Dataset excerpts
[Start of section]

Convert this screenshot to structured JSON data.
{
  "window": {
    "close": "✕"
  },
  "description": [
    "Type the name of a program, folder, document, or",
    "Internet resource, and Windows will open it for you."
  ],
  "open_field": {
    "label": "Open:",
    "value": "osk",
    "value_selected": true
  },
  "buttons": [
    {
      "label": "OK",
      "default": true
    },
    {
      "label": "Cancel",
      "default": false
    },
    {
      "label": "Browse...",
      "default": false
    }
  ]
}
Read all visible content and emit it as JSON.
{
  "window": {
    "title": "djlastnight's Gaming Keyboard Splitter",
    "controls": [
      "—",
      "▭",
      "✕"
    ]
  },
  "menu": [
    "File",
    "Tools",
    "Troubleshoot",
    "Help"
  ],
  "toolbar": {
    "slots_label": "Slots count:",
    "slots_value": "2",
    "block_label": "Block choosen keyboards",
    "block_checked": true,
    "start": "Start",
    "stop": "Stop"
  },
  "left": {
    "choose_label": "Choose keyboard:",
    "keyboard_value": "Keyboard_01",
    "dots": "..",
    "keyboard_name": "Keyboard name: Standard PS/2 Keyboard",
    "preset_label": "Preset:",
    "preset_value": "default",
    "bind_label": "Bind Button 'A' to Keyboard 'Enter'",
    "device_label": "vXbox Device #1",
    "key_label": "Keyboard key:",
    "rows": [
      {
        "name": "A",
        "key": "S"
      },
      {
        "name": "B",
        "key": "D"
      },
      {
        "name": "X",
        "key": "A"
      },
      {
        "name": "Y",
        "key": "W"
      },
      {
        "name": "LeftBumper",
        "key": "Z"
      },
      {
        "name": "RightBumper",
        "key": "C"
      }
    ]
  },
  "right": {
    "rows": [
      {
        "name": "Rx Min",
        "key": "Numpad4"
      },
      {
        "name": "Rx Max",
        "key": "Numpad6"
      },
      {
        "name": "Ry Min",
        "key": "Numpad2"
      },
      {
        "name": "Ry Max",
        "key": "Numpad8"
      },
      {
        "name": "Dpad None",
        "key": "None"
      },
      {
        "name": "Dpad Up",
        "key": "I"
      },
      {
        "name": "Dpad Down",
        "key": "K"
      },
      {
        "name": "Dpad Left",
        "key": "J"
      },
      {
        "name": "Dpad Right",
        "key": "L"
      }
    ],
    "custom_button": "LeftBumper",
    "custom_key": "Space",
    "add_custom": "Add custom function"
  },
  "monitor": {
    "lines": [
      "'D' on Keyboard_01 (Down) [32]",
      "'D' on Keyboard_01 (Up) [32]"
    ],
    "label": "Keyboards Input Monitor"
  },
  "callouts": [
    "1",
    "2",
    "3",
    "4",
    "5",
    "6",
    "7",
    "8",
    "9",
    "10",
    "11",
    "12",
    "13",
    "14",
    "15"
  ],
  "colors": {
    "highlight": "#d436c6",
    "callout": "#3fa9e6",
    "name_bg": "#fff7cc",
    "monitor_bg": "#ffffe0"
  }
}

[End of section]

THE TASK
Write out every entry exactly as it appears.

TASK ANSWER
Convert this screenshot to structured JSON data.
{
  "window": {
    "close": "✕"
  },
  "description": [
    "Type the name of a program, folder, document, or",
    "Internet resource, and Windows will open it for you."
  ],
  "open_field": {
    "label": "Open:",
    "value": "osk",
    "value_selected": true
  },
  "buttons": [
    {
      "label": "OK",
      "default": true
    },
    {
      "label": "Cancel",
      "default": false
    },
    {
      "label": "Browse...",
      "default": false
    }
  ]
}
Read all visible content and emit it as JSON.
{
  "window": {
    "title": "djlastnight's Gaming Keyboard Splitter",
    "controls": [
      "—",
      "▭",
      "✕"
    ]
  },
  "menu": [
    "File",
    "Tools",
    "Troubleshoot",
    "Help"
  ],
  "toolbar": {
    "slots_label": "Slots count:",
    "slots_value": "2",
    "block_label": "Block choosen keyboards",
    "block_checked": true,
    "start": "Start",
    "stop": "Stop"
  },
  "left": {
    "choose_label": "Choose keyboard:",
    "keyboard_value": "Keyboard_01",
    "dots": "..",
    "keyboard_name": "Keyboard name: Standard PS/2 Keyboard",
    "preset_label": "Preset:",
    "preset_value": "default",
    "bind_label": "Bind Button 'A' to Keyboard 'Enter'",
    "device_label": "vXbox Device #1",
    "key_label": "Keyboard key:",
    "rows": [
      {
        "name": "A",
        "key": "S"
      },
      {
        "name": "B",
        "key": "D"
      },
      {
        "name": "X",
        "key": "A"
      },
      {
        "name": "Y",
        "key": "W"
      },
      {
        "name": "LeftBumper",
        "key": "Z"
      },
      {
        "name": "RightBumper",
        "key": "C"
      }
    ]
  },
  "right": {
    "rows": [
      {
        "name": "Rx Min",
        "key": "Numpad4"
      },
      {
        "name": "Rx Max",
        "key": "Numpad6"
      },
      {
        "name": "Ry Min",
        "key": "Numpad2"
      },
      {
        "name": "Ry Max",
        "key": "Numpad8"
      },
      {
        "name": "Dpad None",
        "key": "None"
      },
      {
        "name": "Dpad Up",
        "key": "I"
      },
      {
        "name": "Dpad Down",
        "key": "K"
      },
      {
        "name": "Dpad Left",
        "key": "J"
      },
      {
        "name": "Dpad Right",
        "key": "L"
      }
    ],
    "custom_button": "LeftBumper",
    "custom_key": "Space",
    "add_custom": "Add custom function"
  },
  "monitor": {
    "lines": [
      "'D' on Keyboard_01 (Down) [32]",
      "'D' on Keyboard_01 (Up) [32]"
    ],
    "label": "Keyboards Input Monitor"
  },
  "callouts": [
    "1",
    "2",
    "3",
    "4",
    "5",
    "6",
    "7",
    "8",
    "9",
    "10",
    "11",
    "12",
    "13",
    "14",
    "15"
  ],
  "colors": {
    "highlight": "#d436c6",
    "callout": "#3fa9e6",
    "name_bg": "#fff7cc",
    "monitor_bg": "#ffffe0"
  }
}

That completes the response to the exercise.